Bees and wasps can enter a home in through its siding and settle in electrical boxes, attics, crawl spaces, chimney vents, and other small spaces. They can also build hives and nests in or around a tree.
How can you tell if you have a bee or wasp infestation? If you see bee hives or wasps’ nests in the corners of your home or garage, or see swarms congregating near your roof, keep family and pets away from the area. In particular, Africanized honey bees can be aggressive if they feel threatened, or hear loud noises.
The life cycle of a bee depends on its role. Bee colonies are populated with a queen bee, infertile female worker bees, and male drones. The queen bee can lay up to 1,000 eggs per day in a honeycomb. Fertilized eggs become female worker bees, and unfertilized eggs become male drones. Bee eggs hatch after three days, starting the larvae phase. In this phase, they have no wings, legs, or antennae. Depending on their role, in this phase they are fed a substance called royal jelly, or a combination of royal jelly, pollen, and honey. Larvae spin cocoons around themselves in a honeycomb cell and begins the pupal stage, where it grows into an adult bee.
The time from egg to adult bee is approximately 16 days for a queen, between 18-22 days for a worker bee. A queen bee lives for about two years. Female worker bees live anywhere from six weeks to six months, depending on the time of year. Male drones live for about 55 days on average, and die after mating with the queen.

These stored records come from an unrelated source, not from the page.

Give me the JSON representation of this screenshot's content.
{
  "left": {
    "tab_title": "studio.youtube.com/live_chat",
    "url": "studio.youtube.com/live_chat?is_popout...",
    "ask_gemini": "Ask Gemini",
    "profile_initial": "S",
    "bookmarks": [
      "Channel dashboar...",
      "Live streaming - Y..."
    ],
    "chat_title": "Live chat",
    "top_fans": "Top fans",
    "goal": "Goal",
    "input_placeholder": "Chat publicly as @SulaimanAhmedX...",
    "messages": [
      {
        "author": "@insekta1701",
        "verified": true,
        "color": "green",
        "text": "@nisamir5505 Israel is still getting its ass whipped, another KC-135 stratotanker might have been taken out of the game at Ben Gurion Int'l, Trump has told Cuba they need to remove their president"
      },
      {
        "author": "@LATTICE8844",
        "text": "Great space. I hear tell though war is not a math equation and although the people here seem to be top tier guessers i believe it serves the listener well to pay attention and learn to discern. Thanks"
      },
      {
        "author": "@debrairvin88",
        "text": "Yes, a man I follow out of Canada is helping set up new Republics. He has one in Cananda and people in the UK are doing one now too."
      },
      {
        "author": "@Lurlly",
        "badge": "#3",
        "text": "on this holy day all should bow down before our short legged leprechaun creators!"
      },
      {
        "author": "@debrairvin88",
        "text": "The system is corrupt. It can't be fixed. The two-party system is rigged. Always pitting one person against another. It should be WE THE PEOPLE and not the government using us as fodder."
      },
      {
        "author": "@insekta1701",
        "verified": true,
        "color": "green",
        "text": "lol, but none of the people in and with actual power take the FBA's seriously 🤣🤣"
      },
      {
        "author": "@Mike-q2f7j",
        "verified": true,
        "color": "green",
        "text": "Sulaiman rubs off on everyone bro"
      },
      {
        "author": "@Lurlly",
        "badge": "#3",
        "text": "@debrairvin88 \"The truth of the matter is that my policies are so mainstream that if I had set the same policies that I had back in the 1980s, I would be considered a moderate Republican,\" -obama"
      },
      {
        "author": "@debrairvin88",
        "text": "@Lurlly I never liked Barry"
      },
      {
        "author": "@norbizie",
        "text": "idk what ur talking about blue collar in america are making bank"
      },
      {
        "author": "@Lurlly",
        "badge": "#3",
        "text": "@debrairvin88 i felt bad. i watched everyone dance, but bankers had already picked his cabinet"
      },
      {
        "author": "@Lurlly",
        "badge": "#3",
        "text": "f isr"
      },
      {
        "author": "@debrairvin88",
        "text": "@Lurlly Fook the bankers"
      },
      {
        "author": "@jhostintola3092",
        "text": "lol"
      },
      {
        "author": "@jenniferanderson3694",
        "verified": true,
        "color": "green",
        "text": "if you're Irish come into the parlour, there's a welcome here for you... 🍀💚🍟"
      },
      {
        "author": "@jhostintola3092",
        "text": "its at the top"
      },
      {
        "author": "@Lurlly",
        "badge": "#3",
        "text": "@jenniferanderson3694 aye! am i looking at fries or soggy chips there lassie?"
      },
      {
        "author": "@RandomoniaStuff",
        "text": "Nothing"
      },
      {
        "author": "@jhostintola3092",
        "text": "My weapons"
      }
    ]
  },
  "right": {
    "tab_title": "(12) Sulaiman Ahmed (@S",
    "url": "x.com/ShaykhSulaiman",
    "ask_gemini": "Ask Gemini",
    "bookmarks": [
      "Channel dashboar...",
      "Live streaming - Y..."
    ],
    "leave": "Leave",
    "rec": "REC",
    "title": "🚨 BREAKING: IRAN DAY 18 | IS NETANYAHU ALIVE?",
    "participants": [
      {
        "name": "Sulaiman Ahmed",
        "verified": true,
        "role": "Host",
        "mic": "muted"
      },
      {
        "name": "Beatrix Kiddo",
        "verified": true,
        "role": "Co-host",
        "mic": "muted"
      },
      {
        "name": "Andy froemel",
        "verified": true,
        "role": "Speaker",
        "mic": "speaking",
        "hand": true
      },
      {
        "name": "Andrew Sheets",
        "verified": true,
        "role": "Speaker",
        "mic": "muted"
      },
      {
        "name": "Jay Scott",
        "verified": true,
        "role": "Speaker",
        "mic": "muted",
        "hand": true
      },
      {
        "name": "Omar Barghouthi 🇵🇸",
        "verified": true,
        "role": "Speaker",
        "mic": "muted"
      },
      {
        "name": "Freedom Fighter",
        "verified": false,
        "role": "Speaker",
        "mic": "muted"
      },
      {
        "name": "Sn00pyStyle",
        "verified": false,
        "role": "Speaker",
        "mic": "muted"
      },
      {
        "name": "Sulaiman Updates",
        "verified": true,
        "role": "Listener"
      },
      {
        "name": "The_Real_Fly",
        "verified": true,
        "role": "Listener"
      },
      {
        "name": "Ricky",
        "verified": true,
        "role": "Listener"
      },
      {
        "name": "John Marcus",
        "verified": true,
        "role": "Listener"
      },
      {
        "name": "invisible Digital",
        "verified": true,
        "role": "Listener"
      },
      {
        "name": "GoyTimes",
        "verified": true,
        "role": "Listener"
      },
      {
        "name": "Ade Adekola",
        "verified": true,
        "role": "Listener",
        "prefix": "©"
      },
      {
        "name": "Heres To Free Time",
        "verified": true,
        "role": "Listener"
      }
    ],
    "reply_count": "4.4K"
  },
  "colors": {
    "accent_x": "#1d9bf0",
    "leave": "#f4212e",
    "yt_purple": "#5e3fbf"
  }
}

The life cycle of a wasp begins in the spring. When a queen comes out of winter hibernation, it builds the foundation of a new nest to lay eggs in, which can be done 200-300 times per day. When the eggs hatch into larvae, they feed on protein and bugs. The larvae cover themselves with a silk covering and then become adults. By the summer, the wasp colony is full, and can contain thousands of wasps. At the end of summer, the queen wasp will find new mates to create new queens. Because there are no new larvae to feed, this is when drones can become more aggressive.
A queen wasp lives for about a year, while worker wasps live from about 12-24 days. The queen wasps are the only members of the colony that survive into the next spring.
Rudy’s Termite & Pest Control are licensed Coachella Valley bee and wasp control experts. Contact us today and let us solve the issue quickly and humanely.
Bees perform highly important work in our ecosystem, and are generally more concerned with collecting nectar and pollen than they are with humans and pets. However, they can swarm and sting if their hive is disturbed. If a bee stings someone with an allergy to it, it can cause highly dangerous anaphylactic shock, which is a medical emergency.
Wasps can sting multiple times and become aggressive if their hive is threatened. Allergic reactions to wasp stings may occur in humans and pets, which may need medical attention.
Dealing with bees or wasps nesting in the siding of your house or in a tree near your property must be done with caution. They can swarm and sting if threatened, and removing the hive is the only effective way of dealing with an infestation. This must be done by professionals who are trained and can perform the removal safely. They can also remove old honeycombs to ensure no damage is done to your home, and that no eggs are left behind.
Dealing with wasps nesting in the siding of your house or in a tree near your property must be done with caution. Wasps that make their way indoors can damage wood, walls, and ceilings. Wasps become aggressive if their nest is threatened, and removing the nest does not necessarily clear the infestation. This must be done by professionals who are trained and can ensure that lingering wasps do not remain on your property. In addition, solitary wasps perform a service to our ecosystem, and a professional will remove them humanely.
Bee or wasp stings can be life-threatening, so it’s important to call a Coachella Valley exterminator right away.